Items from an interface collection

▼

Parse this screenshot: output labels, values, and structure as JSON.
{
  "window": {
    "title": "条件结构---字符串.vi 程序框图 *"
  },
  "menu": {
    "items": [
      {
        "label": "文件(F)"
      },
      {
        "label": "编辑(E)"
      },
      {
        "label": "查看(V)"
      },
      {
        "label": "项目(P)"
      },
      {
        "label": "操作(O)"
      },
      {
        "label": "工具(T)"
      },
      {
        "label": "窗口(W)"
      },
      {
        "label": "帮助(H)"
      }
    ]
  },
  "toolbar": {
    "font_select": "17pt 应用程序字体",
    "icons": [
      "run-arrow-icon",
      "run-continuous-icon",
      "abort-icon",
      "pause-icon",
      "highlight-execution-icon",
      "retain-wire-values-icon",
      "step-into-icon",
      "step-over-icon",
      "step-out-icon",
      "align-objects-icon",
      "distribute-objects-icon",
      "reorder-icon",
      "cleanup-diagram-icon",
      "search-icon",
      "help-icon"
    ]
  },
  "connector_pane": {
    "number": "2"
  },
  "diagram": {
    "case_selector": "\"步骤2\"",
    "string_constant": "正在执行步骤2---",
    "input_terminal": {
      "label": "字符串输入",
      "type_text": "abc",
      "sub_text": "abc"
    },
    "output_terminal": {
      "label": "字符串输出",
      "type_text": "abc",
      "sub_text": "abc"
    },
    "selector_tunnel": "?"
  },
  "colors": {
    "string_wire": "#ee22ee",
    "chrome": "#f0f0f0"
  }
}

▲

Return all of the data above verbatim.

Parse this screenshot: output labels, values, and structure as JSON.
{
  "window": {
    "title": "条件结构---字符串.vi 程序框图 *"
  },
  "menu": {
    "items": [
      {
        "label": "文件(F)"
      },
      {
        "label": "编辑(E)"
      },
      {
        "label": "查看(V)"
      },
      {
        "label": "项目(P)"
      },
      {
        "label": "操作(O)"
      },
      {
        "label": "工具(T)"
      },
      {
        "label": "窗口(W)"
      },
      {
        "label": "帮助(H)"
      }
    ]
  },
  "toolbar": {
    "font_select": "17pt 应用程序字体",
    "icons": [
      "run-arrow-icon",
      "run-continuous-icon",
      "abort-icon",
      "pause-icon",
      "highlight-execution-icon",
      "retain-wire-values-icon",
      "step-into-icon",
      "step-over-icon",
      "step-out-icon",
      "align-objects-icon",
      "distribute-objects-icon",
      "reorder-icon",
      "cleanup-diagram-icon",
      "search-icon",
      "help-icon"
    ]
  },
  "connector_pane": {
    "number": "2"
  },
  "diagram": {
    "case_selector": "\"步骤2\"",
    "string_constant": "正在执行步骤2---",
    "input_terminal": {
      "label": "字符串输入",
      "type_text": "abc",
      "sub_text": "abc"
    },
    "output_terminal": {
      "label": "字符串输出",
      "type_text": "abc",
      "sub_text": "abc"
    },
    "selector_tunnel": "?"
  },
  "colors": {
    "string_wire": "#ee22ee",
    "chrome": "#f0f0f0"
  }
}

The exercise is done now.